● WORK INSTRUCTION: Every record must be repeated exactly; omit any pictures they contain.

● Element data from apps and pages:
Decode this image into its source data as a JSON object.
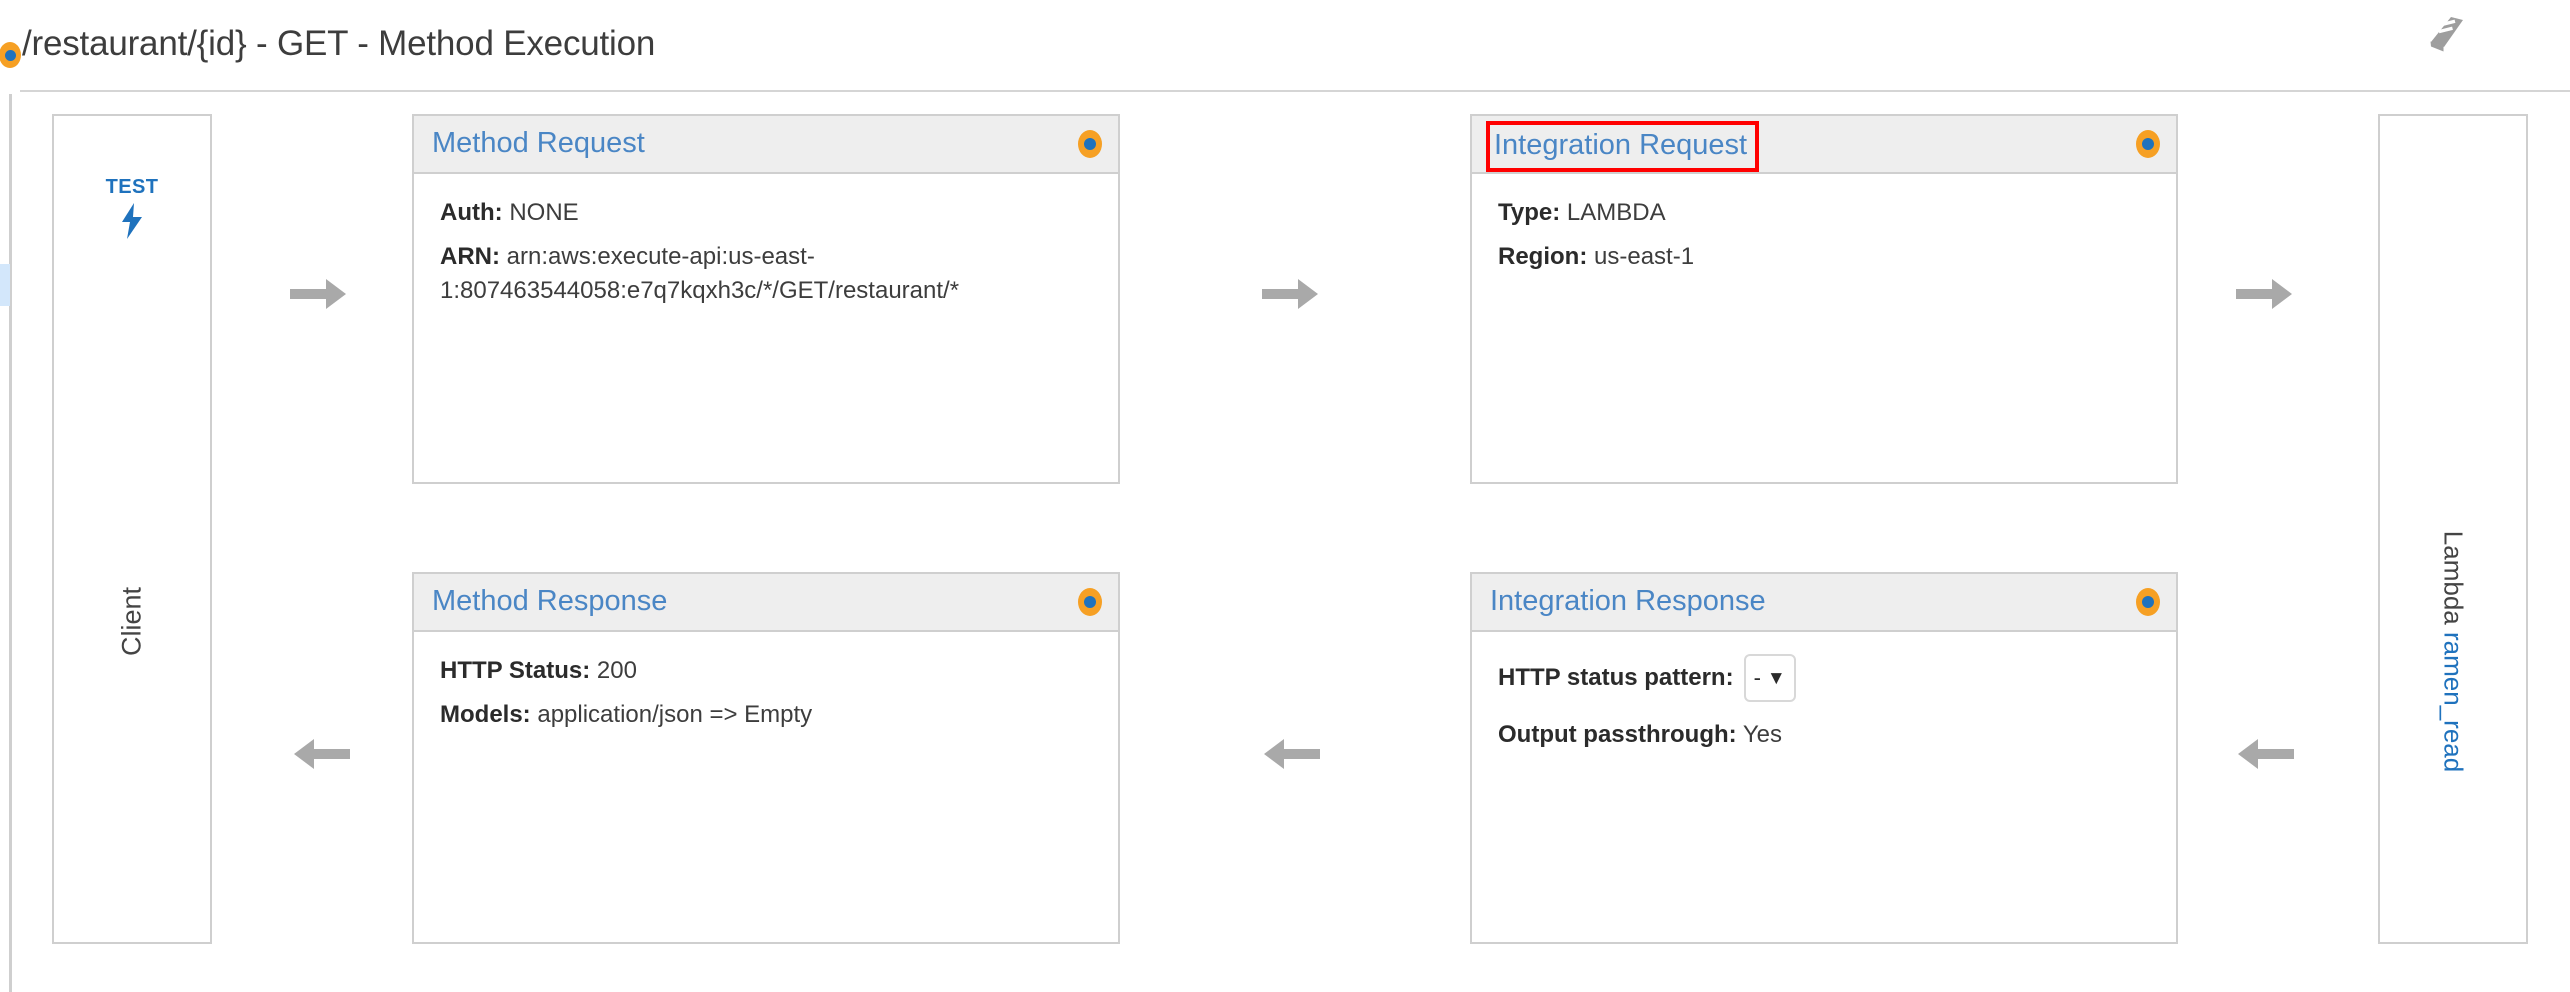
{
  "header": {
    "title": "/restaurant/{id} - GET - Method Execution",
    "status_badge": "method-status-dot",
    "docs_icon": "book-icon",
    "badge_outer_color": "#f6a024",
    "badge_inner_color": "#1f72bd"
  },
  "client_lane": {
    "test_label": "TEST",
    "test_icon": "lightning-bolt-icon",
    "lane_label": "Client"
  },
  "lambda_lane": {
    "service_label": "Lambda",
    "function_name": "ramen_read"
  },
  "panels": {
    "method_request": {
      "title": "Method Request",
      "rows": [
        {
          "label": "Auth:",
          "value": "NONE"
        },
        {
          "label": "ARN:",
          "value": "arn:aws:execute-api:us-east-1:807463544058:e7q7kqxh3c/*/GET/restaurant/*"
        }
      ]
    },
    "integration_request": {
      "title": "Integration Request",
      "highlighted": true,
      "highlight_color": "#ff0000",
      "rows": [
        {
          "label": "Type:",
          "value": "LAMBDA"
        },
        {
          "label": "Region:",
          "value": "us-east-1"
        }
      ]
    },
    "method_response": {
      "title": "Method Response",
      "rows": [
        {
          "label": "HTTP Status:",
          "value": "200"
        },
        {
          "label": "Models:",
          "value": "application/json => Empty"
        }
      ]
    },
    "integration_response": {
      "title": "Integration Response",
      "rows": [
        {
          "label": "HTTP status pattern:",
          "value": "-"
        },
        {
          "label": "Output passthrough:",
          "value": "Yes"
        }
      ],
      "status_pattern_select": {
        "selected": "-",
        "chevron": "⌄"
      }
    }
  },
  "flow_arrows": {
    "right_1": "arrow-right",
    "right_2": "arrow-right",
    "right_3": "arrow-right",
    "left_1": "arrow-left",
    "left_2": "arrow-left",
    "left_3": "arrow-left"
  },
  "theme": {
    "link_blue": "#4a86c5",
    "accent_blue": "#1f72bd",
    "panel_head_bg": "#eeeeee",
    "border_gray": "#cfcfcf",
    "arrow_gray": "#a9a9a9"
  }
}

● TASK SOLUTION:
Decode this image into its source data as a JSON object.
{
  "header": {
    "title": "/restaurant/{id} - GET - Method Execution",
    "status_badge": "method-status-dot",
    "docs_icon": "book-icon",
    "badge_outer_color": "#f6a024",
    "badge_inner_color": "#1f72bd"
  },
  "client_lane": {
    "test_label": "TEST",
    "test_icon": "lightning-bolt-icon",
    "lane_label": "Client"
  },
  "lambda_lane": {
    "service_label": "Lambda",
    "function_name": "ramen_read"
  },
  "panels": {
    "method_request": {
      "title": "Method Request",
      "rows": [
        {
          "label": "Auth:",
          "value": "NONE"
        },
        {
          "label": "ARN:",
          "value": "arn:aws:execute-api:us-east-1:807463544058:e7q7kqxh3c/*/GET/restaurant/*"
        }
      ]
    },
    "integration_request": {
      "title": "Integration Request",
      "highlighted": true,
      "highlight_color": "#ff0000",
      "rows": [
        {
          "label": "Type:",
          "value": "LAMBDA"
        },
        {
          "label": "Region:",
          "value": "us-east-1"
        }
      ]
    },
    "method_response": {
      "title": "Method Response",
      "rows": [
        {
          "label": "HTTP Status:",
          "value": "200"
        },
        {
          "label": "Models:",
          "value": "application/json => Empty"
        }
      ]
    },
    "integration_response": {
      "title": "Integration Response",
      "rows": [
        {
          "label": "HTTP status pattern:",
          "value": "-"
        },
        {
          "label": "Output passthrough:",
          "value": "Yes"
        }
      ],
      "status_pattern_select": {
        "selected": "-",
        "chevron": "⌄"
      }
    }
  },
  "flow_arrows": {
    "right_1": "arrow-right",
    "right_2": "arrow-right",
    "right_3": "arrow-right",
    "left_1": "arrow-left",
    "left_2": "arrow-left",
    "left_3": "arrow-left"
  },
  "theme": {
    "link_blue": "#4a86c5",
    "accent_blue": "#1f72bd",
    "panel_head_bg": "#eeeeee",
    "border_gray": "#cfcfcf",
    "arrow_gray": "#a9a9a9"
  }
}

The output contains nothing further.